** Data for review **
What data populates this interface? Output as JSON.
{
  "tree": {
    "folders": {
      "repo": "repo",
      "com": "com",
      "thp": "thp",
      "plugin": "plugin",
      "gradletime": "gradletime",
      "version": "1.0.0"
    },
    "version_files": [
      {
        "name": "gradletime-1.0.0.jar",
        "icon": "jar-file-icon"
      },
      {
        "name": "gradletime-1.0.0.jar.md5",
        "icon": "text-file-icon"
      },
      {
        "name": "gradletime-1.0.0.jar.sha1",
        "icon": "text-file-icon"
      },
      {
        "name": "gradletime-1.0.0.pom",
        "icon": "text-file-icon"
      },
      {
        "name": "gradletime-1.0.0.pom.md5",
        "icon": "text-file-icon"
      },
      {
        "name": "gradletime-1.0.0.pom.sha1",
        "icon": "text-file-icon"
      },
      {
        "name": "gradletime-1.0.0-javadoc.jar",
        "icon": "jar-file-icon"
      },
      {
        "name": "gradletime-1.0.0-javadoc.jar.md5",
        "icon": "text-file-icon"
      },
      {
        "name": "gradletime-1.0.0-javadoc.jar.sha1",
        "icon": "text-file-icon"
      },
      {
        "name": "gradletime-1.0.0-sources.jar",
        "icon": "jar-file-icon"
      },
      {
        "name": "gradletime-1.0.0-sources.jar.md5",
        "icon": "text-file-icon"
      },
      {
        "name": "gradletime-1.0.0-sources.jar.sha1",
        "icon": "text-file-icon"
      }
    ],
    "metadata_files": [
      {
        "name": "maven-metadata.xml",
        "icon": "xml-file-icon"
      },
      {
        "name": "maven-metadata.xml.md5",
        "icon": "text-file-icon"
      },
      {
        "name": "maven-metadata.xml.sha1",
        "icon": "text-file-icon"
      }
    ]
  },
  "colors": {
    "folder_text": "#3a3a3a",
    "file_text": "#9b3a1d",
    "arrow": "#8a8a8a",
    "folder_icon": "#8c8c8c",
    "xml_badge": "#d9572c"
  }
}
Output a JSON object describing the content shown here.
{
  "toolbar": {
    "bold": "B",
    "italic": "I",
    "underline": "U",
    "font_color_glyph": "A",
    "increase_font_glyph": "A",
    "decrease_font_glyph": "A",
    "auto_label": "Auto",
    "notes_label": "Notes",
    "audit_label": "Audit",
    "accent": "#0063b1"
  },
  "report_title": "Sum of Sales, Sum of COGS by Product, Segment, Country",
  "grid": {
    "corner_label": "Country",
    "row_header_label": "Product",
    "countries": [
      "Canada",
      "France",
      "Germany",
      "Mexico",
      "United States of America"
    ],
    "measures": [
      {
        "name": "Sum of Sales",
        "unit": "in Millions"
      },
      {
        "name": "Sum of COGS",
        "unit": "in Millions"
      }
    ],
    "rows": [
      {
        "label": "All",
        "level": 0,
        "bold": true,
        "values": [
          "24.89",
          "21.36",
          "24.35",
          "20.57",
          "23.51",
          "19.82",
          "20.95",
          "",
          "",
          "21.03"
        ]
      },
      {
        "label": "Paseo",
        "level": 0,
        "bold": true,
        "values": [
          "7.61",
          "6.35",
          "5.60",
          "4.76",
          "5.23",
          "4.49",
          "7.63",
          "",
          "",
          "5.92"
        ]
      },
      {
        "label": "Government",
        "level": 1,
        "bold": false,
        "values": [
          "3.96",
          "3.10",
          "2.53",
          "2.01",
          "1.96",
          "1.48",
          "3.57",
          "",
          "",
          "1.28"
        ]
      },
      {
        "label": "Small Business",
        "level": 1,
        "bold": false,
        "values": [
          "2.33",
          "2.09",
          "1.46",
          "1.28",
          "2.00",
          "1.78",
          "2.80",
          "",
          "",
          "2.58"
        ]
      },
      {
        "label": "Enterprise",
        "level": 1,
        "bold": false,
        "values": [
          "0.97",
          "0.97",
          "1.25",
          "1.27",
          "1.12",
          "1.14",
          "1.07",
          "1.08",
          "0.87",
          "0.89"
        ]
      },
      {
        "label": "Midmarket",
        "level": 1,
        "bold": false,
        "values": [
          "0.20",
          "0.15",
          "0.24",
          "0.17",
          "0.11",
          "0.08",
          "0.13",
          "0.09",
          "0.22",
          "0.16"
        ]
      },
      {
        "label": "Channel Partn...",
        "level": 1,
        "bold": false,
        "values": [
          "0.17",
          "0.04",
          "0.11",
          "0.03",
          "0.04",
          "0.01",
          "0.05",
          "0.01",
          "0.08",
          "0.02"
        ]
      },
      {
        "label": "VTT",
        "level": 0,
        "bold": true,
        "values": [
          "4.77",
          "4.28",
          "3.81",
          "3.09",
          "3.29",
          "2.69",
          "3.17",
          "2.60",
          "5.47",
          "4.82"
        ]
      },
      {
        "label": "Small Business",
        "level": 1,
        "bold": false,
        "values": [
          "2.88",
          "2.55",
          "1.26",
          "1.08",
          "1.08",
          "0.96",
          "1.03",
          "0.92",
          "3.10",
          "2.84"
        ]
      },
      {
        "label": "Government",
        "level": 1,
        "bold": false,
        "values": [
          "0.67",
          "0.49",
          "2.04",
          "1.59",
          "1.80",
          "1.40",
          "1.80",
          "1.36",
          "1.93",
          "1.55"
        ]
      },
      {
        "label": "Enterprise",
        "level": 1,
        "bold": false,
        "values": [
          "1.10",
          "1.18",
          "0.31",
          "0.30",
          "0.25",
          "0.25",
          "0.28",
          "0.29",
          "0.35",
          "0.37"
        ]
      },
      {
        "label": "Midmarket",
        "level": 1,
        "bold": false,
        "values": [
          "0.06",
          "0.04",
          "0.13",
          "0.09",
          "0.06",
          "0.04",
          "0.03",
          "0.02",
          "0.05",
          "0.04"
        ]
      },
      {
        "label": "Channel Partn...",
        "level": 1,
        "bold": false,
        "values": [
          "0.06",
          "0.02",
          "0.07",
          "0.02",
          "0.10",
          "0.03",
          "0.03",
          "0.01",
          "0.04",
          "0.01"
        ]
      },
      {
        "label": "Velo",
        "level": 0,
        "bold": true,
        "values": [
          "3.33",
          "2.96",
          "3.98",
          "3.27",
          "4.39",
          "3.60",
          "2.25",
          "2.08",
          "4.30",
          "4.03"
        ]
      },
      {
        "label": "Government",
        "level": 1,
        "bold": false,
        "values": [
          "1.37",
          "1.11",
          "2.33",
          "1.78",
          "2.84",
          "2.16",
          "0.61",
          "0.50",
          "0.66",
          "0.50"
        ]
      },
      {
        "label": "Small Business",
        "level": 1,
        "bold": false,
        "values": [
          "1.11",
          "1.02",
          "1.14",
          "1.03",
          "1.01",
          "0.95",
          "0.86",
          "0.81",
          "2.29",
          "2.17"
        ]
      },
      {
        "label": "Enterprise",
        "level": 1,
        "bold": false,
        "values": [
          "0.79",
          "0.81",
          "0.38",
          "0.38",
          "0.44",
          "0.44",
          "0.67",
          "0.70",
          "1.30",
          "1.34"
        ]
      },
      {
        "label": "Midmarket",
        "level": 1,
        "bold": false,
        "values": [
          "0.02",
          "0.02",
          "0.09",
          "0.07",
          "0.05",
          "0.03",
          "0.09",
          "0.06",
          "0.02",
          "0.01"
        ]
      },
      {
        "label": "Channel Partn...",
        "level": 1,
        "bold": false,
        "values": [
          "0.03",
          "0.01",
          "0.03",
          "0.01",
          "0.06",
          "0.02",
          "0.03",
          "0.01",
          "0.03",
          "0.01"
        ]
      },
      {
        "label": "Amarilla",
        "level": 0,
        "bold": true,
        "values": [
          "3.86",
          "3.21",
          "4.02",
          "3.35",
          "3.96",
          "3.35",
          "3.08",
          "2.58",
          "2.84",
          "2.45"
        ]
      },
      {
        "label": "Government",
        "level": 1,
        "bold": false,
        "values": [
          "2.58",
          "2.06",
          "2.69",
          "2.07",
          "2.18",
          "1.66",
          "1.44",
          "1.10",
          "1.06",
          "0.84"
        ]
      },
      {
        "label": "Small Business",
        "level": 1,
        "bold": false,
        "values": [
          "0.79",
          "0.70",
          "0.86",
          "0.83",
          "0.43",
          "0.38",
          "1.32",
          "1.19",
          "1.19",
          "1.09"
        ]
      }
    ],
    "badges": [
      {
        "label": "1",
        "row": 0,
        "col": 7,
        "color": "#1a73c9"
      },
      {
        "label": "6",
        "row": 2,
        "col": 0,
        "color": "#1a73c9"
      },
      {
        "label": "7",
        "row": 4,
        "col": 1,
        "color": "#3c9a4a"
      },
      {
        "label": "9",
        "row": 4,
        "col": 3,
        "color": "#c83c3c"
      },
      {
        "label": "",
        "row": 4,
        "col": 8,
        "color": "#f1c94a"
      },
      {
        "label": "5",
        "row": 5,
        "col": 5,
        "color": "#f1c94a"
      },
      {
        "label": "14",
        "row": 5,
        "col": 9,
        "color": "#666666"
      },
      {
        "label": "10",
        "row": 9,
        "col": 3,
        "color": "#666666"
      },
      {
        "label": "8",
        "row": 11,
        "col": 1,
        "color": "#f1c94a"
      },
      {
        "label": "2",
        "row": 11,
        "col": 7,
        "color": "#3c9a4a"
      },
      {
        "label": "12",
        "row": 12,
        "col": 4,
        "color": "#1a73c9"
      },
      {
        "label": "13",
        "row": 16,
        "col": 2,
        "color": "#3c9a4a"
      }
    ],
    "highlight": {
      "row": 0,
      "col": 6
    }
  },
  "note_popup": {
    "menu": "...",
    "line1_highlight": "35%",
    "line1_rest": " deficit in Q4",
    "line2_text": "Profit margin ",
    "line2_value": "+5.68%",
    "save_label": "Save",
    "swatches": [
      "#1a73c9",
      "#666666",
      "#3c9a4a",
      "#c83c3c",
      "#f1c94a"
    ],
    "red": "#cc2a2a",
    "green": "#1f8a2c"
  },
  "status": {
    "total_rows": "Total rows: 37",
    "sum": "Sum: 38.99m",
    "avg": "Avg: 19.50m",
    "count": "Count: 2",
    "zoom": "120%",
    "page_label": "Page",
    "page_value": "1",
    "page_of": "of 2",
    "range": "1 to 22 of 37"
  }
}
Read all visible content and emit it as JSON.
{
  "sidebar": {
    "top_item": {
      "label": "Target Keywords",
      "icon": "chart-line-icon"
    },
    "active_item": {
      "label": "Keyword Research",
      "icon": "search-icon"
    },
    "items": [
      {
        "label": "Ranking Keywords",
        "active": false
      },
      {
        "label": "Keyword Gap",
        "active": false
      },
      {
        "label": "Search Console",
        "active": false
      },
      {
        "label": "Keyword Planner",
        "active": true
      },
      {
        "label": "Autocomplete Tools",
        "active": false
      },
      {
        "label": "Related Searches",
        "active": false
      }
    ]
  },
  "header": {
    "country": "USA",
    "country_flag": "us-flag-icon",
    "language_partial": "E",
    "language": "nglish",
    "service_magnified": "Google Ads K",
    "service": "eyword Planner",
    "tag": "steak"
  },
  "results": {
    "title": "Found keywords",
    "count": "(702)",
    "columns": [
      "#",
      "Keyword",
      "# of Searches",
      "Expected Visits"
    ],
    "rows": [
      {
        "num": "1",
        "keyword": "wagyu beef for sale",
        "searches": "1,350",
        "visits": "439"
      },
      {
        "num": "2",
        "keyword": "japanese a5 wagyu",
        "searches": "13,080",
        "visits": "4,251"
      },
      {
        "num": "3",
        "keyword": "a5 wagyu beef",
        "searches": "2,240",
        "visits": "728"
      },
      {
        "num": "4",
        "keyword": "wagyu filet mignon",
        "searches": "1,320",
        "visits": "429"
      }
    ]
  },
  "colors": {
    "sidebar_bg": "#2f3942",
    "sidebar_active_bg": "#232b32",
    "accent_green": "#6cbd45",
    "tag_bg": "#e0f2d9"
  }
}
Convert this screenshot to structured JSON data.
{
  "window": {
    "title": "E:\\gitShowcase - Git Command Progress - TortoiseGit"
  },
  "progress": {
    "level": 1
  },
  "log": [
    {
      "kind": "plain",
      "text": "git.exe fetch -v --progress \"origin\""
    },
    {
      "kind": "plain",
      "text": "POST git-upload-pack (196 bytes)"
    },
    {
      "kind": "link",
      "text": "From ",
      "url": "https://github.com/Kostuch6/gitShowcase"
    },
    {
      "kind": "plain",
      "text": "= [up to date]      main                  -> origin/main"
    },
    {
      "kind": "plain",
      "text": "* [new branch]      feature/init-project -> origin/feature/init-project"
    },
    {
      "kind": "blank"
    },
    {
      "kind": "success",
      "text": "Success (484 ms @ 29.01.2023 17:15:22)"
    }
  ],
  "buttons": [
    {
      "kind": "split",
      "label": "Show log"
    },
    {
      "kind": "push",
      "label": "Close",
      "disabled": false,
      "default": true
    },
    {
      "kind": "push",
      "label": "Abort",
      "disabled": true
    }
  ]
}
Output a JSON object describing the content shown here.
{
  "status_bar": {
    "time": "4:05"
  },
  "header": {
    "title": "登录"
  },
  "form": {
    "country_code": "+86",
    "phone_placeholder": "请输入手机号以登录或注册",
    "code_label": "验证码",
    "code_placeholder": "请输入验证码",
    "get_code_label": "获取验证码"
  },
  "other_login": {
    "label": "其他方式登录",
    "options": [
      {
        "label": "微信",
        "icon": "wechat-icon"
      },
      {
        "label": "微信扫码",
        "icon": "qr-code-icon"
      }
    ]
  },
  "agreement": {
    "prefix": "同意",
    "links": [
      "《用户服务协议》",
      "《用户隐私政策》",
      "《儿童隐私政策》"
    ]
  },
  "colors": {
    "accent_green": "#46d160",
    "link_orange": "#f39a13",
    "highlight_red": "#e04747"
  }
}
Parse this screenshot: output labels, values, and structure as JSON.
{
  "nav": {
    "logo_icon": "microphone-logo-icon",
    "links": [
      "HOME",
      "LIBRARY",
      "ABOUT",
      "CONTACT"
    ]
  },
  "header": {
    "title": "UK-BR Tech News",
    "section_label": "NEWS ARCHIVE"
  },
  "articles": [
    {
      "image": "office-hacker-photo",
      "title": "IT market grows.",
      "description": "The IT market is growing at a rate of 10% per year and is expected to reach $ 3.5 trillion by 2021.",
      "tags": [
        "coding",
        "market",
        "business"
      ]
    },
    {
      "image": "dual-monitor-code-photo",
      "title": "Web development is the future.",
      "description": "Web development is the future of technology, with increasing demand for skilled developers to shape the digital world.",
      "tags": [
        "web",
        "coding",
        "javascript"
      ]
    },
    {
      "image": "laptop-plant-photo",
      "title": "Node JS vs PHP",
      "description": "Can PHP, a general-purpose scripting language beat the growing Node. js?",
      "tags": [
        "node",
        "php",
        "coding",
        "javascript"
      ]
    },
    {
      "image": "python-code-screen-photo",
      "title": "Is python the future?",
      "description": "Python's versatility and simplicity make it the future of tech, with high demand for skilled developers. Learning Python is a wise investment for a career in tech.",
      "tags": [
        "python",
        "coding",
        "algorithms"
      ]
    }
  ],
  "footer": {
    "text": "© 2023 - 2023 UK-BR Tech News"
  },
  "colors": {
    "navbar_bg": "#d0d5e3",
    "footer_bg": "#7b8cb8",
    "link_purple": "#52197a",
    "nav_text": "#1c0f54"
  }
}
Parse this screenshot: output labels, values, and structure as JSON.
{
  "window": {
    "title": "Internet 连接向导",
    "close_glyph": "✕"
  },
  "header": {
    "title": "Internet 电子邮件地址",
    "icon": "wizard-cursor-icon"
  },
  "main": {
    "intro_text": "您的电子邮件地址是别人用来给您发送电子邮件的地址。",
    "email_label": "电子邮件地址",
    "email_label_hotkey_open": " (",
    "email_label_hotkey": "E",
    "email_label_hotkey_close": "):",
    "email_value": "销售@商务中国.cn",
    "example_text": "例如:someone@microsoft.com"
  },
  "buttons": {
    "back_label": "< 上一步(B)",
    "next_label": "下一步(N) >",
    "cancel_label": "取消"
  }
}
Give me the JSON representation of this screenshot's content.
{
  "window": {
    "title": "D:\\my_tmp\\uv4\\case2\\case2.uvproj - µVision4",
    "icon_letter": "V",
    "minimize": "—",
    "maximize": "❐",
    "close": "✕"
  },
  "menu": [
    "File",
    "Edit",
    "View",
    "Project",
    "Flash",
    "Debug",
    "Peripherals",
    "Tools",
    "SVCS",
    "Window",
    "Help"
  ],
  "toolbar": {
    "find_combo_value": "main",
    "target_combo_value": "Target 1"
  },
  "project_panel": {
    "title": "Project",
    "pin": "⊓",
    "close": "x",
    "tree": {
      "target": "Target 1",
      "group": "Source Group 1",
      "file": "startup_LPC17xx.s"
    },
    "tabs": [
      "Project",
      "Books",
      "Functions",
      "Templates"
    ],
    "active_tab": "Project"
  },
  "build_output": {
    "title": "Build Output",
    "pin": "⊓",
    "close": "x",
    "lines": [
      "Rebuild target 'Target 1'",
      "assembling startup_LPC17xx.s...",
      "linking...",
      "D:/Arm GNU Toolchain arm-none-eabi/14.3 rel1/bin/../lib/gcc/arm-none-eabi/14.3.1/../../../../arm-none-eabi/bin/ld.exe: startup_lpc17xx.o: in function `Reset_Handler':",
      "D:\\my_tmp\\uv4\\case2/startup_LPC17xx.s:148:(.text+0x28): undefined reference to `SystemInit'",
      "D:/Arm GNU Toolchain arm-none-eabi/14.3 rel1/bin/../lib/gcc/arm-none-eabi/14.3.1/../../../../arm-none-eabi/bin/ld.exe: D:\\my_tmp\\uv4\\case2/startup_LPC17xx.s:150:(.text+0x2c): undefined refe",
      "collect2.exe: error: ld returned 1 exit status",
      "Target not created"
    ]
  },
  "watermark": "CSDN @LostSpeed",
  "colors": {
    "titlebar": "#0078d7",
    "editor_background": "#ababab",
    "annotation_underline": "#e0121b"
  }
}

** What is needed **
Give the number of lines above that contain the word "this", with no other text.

** Task solution **
5